Experimental Ebola Vaccine Shows Promise In Human Trial

Newsy (Nov. 27, 2014) — A recent test of a prototype Ebola vaccine generated an immune response to the disease in subjects. Video provided by Newsy
Powered by NewsLook.com
Pet Dogs to Be Used in Anti-Ageing Trial

Pet Dogs to Be Used in Anti-Ageing Trial

Reuters - Innovations Video Online (Nov. 26, 2014) — Researchers in the United States are preparing to discover whether a drug commonly used in human organ transplants can extend the lifespan and health quality of pet dogs. Video provided by Reuters
Powered by NewsLook.com
Today's Prostheses Are More Capable Than Ever

Today's Prostheses Are More Capable Than Ever

Newsy (Nov. 26, 2014) — Advances in prosthetics are making replacement body parts stronger and more lifelike than they’ve ever been. Video provided by Newsy
Powered by NewsLook.com

Search ScienceDaily

Number of stories in archives: 140,361

Find with keyword(s):
 
Enter a keyword or phrase to search ScienceDaily for related topics and research stories.

Save/Print:
Share:  

Breaking News:

Strange & Offbeat Stories

 

Health & Medicine

Mind & Brain

Living & Well

In Other News

... from NewsDaily.com

Science News

Health News

Environment News

Technology News



Save/Print:
Share:  

Free Subscriptions


Get the latest science news with ScienceDaily's free email newsletters, updated daily and weekly. Or view hourly updated newsfeeds in your RSS reader:

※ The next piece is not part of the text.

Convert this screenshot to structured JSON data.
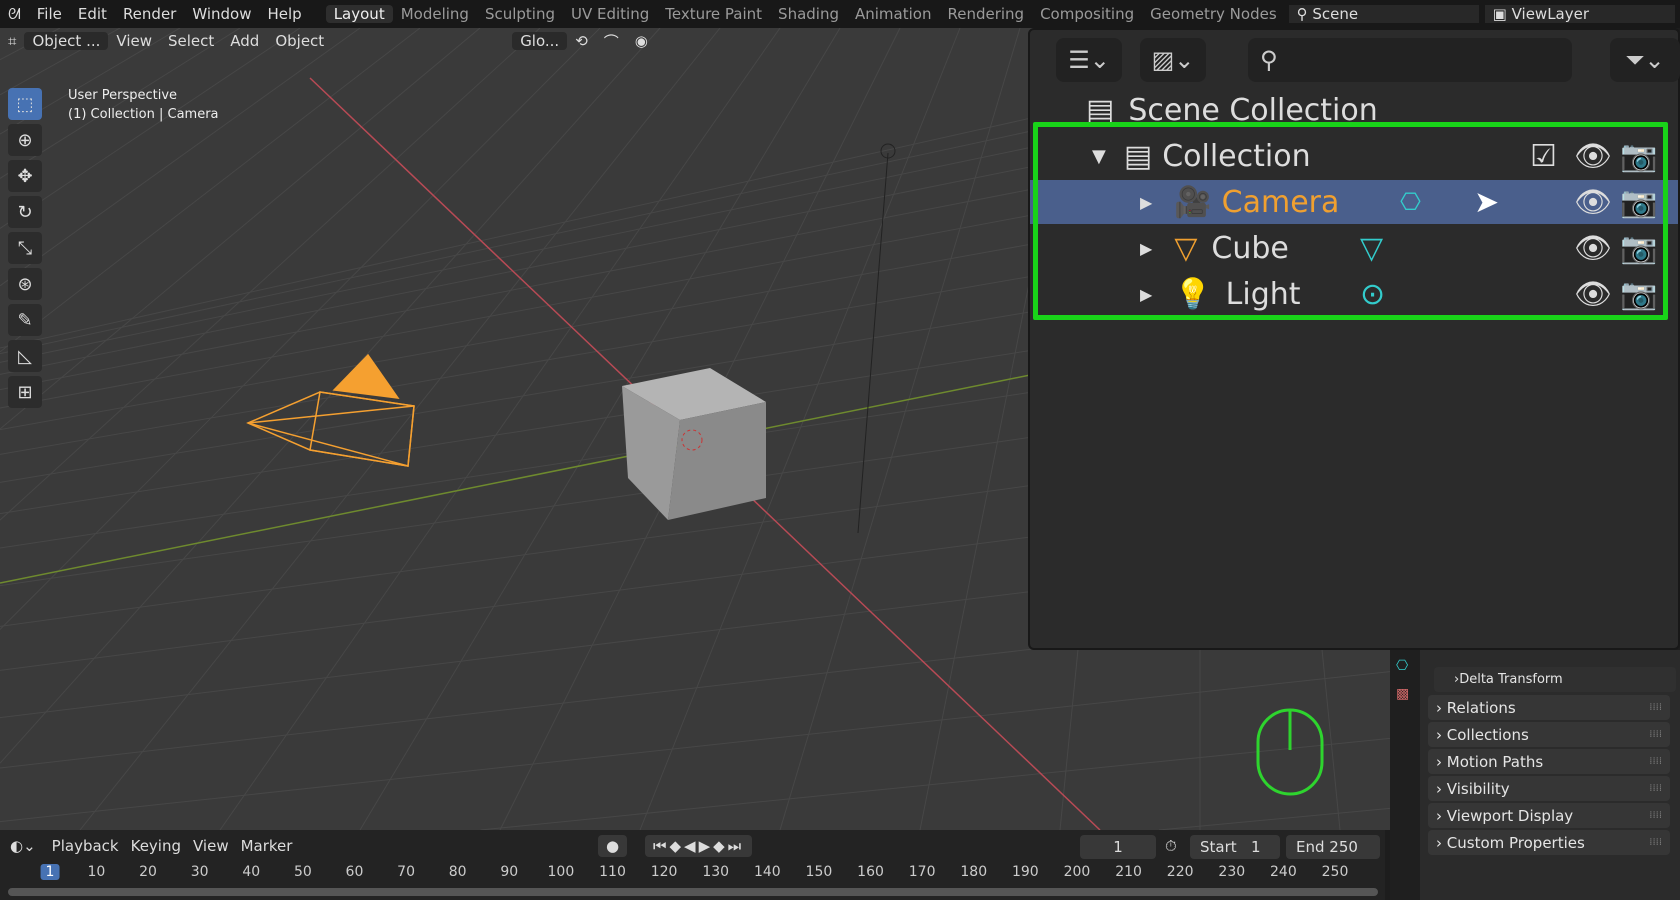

Get Social & Mobile


Keep up to date with the latest news from ScienceDaily via social networks and mobile apps:

Have Feedback?

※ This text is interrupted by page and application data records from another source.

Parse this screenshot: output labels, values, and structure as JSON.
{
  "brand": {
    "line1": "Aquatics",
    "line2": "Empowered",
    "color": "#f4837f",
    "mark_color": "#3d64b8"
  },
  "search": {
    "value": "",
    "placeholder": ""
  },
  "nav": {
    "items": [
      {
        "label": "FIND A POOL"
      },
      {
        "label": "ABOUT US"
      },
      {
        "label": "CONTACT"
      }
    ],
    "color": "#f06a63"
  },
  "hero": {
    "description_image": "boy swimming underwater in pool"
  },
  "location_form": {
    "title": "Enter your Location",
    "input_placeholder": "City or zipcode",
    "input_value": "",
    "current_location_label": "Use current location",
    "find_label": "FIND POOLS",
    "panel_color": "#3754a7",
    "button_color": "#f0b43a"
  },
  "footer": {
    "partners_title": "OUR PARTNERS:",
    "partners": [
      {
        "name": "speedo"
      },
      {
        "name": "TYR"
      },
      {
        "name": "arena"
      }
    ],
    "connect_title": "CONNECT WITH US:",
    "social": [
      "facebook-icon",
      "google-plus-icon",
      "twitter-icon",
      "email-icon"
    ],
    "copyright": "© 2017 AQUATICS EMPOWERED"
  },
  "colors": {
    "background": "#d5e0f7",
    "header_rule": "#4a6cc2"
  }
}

Tell us what you think of ScienceDaily -- we welcome both positive and negative comments. Have any problems using the site? Questions?
Mobile iPhone Android Web
Follow Facebook Twitter Google+
Subscribe RSS Feeds Email Newsletters
Latest Headlines Health & Medicine Mind & Brain Space & Time Matter & Energy Computers & Math Plants & Animals Earth & Climate Fossils & Ruins